Tuesday, February 16, 2010

The Death of Theatre

Today I want use this Playback Tuesday to talk about the death of theatre or as John Gassner once wrote, "Entropy in the Theatre." Entropy, a gradual decline into disorder. The Best American Plays, fourth series 1951-1957, was written at a time when the game of theatre was beginning to be forever changed by two entertainment competitors, film and television.

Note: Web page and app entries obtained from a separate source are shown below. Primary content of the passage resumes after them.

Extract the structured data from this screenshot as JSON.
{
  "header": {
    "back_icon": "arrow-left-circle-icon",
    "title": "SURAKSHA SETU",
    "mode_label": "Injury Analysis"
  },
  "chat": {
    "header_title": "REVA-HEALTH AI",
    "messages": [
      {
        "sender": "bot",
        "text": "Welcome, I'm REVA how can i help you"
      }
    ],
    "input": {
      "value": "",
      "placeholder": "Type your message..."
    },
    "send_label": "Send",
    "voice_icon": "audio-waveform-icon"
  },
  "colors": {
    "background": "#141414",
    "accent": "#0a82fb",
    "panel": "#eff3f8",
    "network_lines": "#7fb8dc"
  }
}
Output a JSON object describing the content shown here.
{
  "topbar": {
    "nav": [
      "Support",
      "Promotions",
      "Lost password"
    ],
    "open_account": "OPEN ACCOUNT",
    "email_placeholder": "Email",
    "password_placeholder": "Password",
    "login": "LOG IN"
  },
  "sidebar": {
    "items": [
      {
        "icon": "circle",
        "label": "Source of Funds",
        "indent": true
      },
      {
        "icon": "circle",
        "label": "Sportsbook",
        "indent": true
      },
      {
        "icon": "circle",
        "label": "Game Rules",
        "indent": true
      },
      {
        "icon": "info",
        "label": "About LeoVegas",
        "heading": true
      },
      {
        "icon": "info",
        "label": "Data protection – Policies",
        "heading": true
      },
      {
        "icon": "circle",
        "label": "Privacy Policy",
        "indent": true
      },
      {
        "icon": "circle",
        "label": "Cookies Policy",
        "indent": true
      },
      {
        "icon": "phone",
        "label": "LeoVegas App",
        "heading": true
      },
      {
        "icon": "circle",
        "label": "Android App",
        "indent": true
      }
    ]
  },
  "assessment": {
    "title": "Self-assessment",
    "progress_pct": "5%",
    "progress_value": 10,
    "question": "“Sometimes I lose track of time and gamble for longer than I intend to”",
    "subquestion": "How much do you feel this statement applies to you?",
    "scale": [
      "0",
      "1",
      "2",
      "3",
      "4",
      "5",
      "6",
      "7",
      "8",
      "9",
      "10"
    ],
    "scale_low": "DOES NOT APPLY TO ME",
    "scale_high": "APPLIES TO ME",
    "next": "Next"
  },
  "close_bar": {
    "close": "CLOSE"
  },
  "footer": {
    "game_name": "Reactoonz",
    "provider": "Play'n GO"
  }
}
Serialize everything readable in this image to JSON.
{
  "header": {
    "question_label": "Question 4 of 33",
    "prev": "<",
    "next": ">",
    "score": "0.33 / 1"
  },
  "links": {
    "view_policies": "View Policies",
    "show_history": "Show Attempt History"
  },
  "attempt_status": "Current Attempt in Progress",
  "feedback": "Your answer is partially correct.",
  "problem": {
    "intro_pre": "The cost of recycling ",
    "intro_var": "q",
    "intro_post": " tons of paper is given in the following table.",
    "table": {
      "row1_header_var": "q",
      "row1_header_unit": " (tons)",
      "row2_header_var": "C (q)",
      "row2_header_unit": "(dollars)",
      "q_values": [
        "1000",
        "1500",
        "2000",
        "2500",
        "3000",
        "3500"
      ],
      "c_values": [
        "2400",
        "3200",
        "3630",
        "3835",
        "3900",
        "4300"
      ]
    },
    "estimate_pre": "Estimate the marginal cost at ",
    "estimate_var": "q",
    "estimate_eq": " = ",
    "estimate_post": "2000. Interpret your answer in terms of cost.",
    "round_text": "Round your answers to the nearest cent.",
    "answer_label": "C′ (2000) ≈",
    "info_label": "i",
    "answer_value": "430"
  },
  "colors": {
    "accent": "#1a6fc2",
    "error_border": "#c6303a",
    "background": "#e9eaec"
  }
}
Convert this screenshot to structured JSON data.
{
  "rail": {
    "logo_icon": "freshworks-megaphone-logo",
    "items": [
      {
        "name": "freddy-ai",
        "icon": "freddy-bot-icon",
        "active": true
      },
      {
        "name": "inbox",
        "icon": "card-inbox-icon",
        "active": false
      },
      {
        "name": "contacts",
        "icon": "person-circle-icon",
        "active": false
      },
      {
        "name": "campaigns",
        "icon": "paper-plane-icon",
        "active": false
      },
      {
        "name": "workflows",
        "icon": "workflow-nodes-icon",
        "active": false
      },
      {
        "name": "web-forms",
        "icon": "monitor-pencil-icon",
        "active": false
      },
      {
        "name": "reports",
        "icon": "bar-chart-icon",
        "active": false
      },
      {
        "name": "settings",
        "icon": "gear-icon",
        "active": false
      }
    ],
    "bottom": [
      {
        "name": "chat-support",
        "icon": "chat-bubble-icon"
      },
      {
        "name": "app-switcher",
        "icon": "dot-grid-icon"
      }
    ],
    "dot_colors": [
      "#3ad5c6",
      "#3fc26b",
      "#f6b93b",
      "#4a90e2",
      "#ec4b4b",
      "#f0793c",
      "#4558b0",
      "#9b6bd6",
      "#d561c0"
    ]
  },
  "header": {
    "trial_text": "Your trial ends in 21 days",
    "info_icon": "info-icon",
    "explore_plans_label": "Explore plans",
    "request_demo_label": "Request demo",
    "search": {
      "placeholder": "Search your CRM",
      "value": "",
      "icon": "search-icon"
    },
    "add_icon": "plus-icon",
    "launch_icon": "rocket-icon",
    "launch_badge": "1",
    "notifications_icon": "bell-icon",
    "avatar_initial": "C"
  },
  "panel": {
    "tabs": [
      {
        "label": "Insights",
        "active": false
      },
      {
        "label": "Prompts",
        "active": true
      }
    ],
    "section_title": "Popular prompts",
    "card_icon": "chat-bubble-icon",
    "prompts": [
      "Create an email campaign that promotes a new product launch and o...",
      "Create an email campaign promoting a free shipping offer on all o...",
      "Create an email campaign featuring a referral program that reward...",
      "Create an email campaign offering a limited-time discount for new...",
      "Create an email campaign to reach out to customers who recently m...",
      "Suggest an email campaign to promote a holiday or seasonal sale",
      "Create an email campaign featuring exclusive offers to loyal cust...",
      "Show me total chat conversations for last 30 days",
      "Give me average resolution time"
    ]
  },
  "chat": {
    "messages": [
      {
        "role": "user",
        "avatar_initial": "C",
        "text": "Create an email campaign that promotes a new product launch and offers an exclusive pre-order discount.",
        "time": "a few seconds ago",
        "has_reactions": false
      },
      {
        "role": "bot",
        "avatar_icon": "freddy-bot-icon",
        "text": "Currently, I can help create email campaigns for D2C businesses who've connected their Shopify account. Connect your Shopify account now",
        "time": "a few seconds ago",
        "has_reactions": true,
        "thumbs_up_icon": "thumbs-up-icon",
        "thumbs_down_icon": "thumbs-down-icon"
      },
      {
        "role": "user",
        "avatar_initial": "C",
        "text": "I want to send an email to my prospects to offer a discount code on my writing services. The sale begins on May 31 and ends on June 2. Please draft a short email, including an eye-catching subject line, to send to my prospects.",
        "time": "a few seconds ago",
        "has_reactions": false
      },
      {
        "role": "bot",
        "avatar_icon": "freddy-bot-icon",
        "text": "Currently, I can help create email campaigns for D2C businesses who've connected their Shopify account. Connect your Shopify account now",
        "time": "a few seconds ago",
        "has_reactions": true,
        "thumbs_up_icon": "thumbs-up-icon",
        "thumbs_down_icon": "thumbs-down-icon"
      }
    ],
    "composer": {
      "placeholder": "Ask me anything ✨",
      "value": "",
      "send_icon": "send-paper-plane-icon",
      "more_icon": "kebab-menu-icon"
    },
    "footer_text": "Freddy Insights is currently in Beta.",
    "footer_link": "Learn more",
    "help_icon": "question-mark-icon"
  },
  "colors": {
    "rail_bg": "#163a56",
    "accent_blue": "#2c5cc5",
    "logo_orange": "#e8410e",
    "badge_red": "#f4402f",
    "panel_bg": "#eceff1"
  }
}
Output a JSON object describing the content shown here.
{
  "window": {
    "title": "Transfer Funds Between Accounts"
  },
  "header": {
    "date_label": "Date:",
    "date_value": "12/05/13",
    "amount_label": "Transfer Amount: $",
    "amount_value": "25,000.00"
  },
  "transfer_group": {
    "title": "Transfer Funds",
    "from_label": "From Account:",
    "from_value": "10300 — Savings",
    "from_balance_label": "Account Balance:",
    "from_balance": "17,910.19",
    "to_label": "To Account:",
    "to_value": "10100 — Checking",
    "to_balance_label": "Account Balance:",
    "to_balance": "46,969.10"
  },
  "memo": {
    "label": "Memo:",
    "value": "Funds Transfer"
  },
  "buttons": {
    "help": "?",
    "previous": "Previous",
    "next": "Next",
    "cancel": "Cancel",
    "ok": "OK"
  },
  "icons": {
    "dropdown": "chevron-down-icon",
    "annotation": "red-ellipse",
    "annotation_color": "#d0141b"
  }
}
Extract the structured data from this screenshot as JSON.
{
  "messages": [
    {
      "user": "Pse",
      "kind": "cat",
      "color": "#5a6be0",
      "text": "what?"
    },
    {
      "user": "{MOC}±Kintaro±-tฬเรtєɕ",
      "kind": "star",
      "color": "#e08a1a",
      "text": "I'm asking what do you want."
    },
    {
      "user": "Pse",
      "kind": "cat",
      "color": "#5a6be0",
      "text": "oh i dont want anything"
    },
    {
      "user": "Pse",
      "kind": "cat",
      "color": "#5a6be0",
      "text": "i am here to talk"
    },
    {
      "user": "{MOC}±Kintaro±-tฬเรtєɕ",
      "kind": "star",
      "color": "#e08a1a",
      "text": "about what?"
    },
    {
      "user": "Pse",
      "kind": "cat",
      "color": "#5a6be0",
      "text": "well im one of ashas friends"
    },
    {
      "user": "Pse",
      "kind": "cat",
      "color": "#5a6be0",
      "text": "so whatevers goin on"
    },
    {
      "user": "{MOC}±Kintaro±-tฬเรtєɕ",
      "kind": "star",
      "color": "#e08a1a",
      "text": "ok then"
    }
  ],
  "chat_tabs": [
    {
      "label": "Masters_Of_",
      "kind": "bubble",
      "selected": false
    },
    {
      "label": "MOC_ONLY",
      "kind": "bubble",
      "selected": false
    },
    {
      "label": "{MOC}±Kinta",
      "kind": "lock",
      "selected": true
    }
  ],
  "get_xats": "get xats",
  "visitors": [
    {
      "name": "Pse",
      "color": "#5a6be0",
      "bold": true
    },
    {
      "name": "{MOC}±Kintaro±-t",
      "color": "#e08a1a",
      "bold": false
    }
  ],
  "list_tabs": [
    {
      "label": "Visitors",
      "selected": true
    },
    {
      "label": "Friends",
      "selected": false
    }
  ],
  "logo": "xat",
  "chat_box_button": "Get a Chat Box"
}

In the first paragraph of his introduction, And Still It Moves, he states that theatre, "...according to reasonable expectations should be gasping out its life by now instead of enjoying better health than those giants of mass-communication, the motion pictures and television." Looking back and reading those words made me grimmace. If such a statement were ever true it certainly is not the case now. Film and television are the giants and most theatres have become the naughty younger sibling trying to immitate it's bigger siblings success, the spectacle trying to justify the costs of tickets, or the social rabble raiser. I personally have nothing against any of those, but as I look down the list of the best American playwrights of 1951 to 1957 I am left wondering where did the plays all go? What wasteland houses them?

I will question aloud whether or not the newest generation of playwrights that find themselves in the unfortunate position of writing straight plays or comedies have found a new home in the very places that were once the enemies of the theatre, film and television.

Judging by the productions of a lot of theatres I doubt there is much that can be done to stop the constant trickle of new writers fleeing to more stable (and often more welcoming) waters.

Thus the question remains, Can American theatre survive in the 21st century? Or is it now gasping out it's last breath as the across the country theatres keep going dark, forever.

Does still it move?


  1. This is a question I've found myself asking. The only answer the comes into my head is a quote from Moon Over Buffalo...and in my head, it's spoken by this tiny spitfire of an elderly Jewish woman I know who said the line in the production I was in:n

    "The theatre may be dying. The glamorous invalid may be crawling through the desert with but a single lung in its feeble chest, but it is still breathing, and it's all we've got. It is our lifeline to humanity."

    I always take heart in remembering that line, for some reason, because I believe theatre is a much more human thing than film or television. Theatre, in some form, has existed for thousands of years. I personally believe there will always be theatre. It may lose favor commercially, but it will still exist somewhere. There will always be that need to create and be part of creation that can only exist in a theatre. The theatre might be past its prime, might have already had its heyday, might not be the glamorous place it was. But I don't think it can die.

  2. I really enjoyed your comment. I am glad that there are people in theatre who are continuing to question what the purpose of theatre is and it's overall role in society. I personally believe that the commercial profitability of theatre, specifically outside of large hubs has been in jeopardy for a long time, and that theatres across the country continue to find themselves walking a tight rope of pushing theatrical limitations and trying to attract an audience. The audience for theatre continues to morph, and quite frankly age. A lot of our parents generation stepped through more movie theater doors than playhouse doors, and our generation tends to do the same. Also, films seem more apt at morphing to the demands of technology. (i.e. Netflix is bringing more and more foreign, independent, and limited distribution films into reach. You Tube and blogs allows filmmakers to self broadcast their ideas and their work.) Theatre seems to have a hard time making those transitions because it seems as if we are moving more and more into a world that relies less and less on face to face human interaction.

    To me that is where Theatre could continue to carve out a niche. Yet, a niche is what I think it would be. I've been looking a lot at what regional theatres are putting on, and for the most part it does seem that for the summer season more emphasis is strictly on entertainment or on remounting the shows that were successful on big marques in Broadway.

    I hope theatre as an art form never dies, but do you believe that theatre as a commercially viable entity is losing blood?

    I'd love to hear your thoughts on this.